This time, instead of just making regular-sized muffins, I wanted to make mini muffins. I didn’t have a mini muffin tin available, but one of the libraries nearby circulates cake pans. So I was able to borrow one and use it. With the leftover batter (and there was a lot!), I managed to make some regular-sized muffins too.

Soon after the muffins (both mini ones and regular-sized ones) came out of the oven, I added the “dirt.” Or in this case, a cinnamon-sugar mixture. Using melted butter as the ‘glue,’ the cinnamon-sugar adhered to the muffin tops and melted slightly due to the heat of the muffin itself. Once they were cooled completely, I finally got the chance to taste them!

I tried the mini-muffin first. Sadly, they came out slightly over-baked, but they were still moist. They reminded me a munchkins from Dunkin’ even though they were technically muffins. The larger ones were baked well and the hardened cinnamon and sugar on top was a nice little flavor boost. Despite this, I found the taste of the muffins to be somewhen underwhelming. I was disappointed that there wasn’t a strong flavor profile inside the muffin. The top was tasty due to the sweet sugar and earthy cinnamon taste, but the rest of it left something to be desired.

I think that with a few tweaks, this recipe really could be something great though.

Here are some pictures.

Can you see why these are nicknamed “dirt bombs?”


One thought on ““Dirt Bomb” Muffins – MB Recipe 35

Leave a Reply

Fill in your details below or click an icon to log in:

WordPress.com Logo

You are commenting using your WordPress.com account. Log Out /  Change )

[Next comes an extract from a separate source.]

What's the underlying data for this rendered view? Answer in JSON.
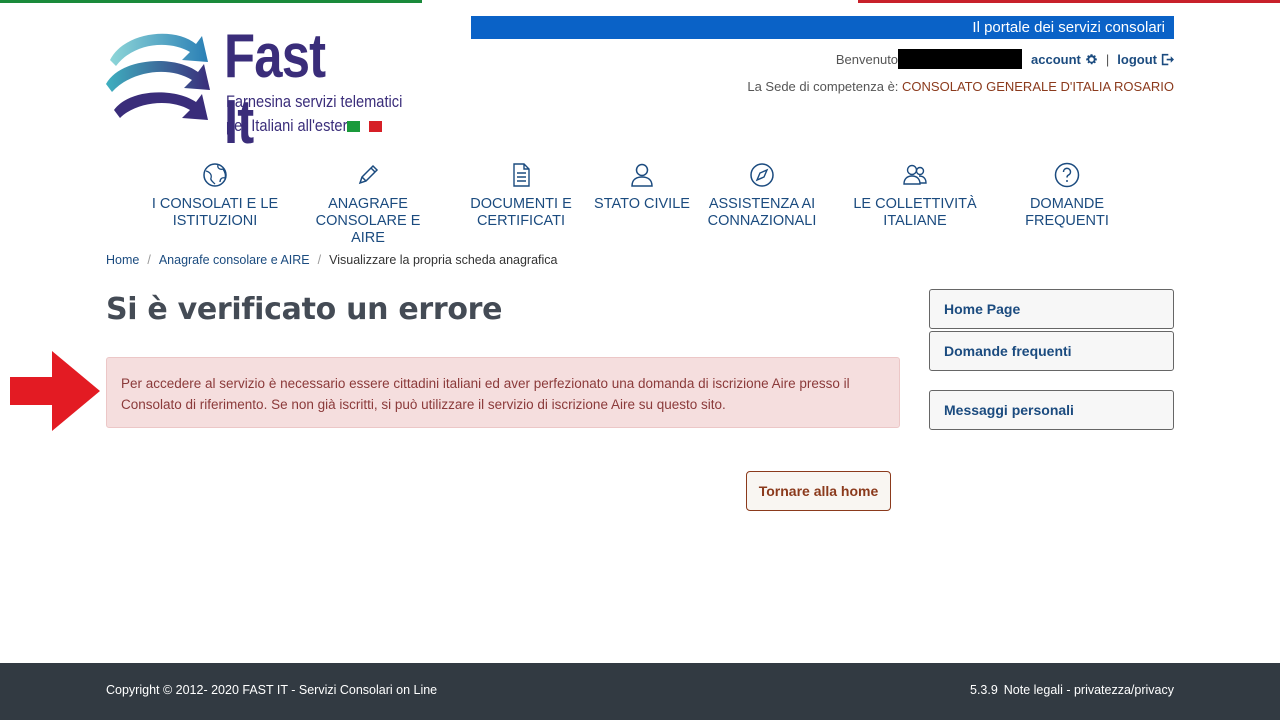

Facebook photo

You are commenting using your Facebook account. Log Out /  Change )

Connecting to %s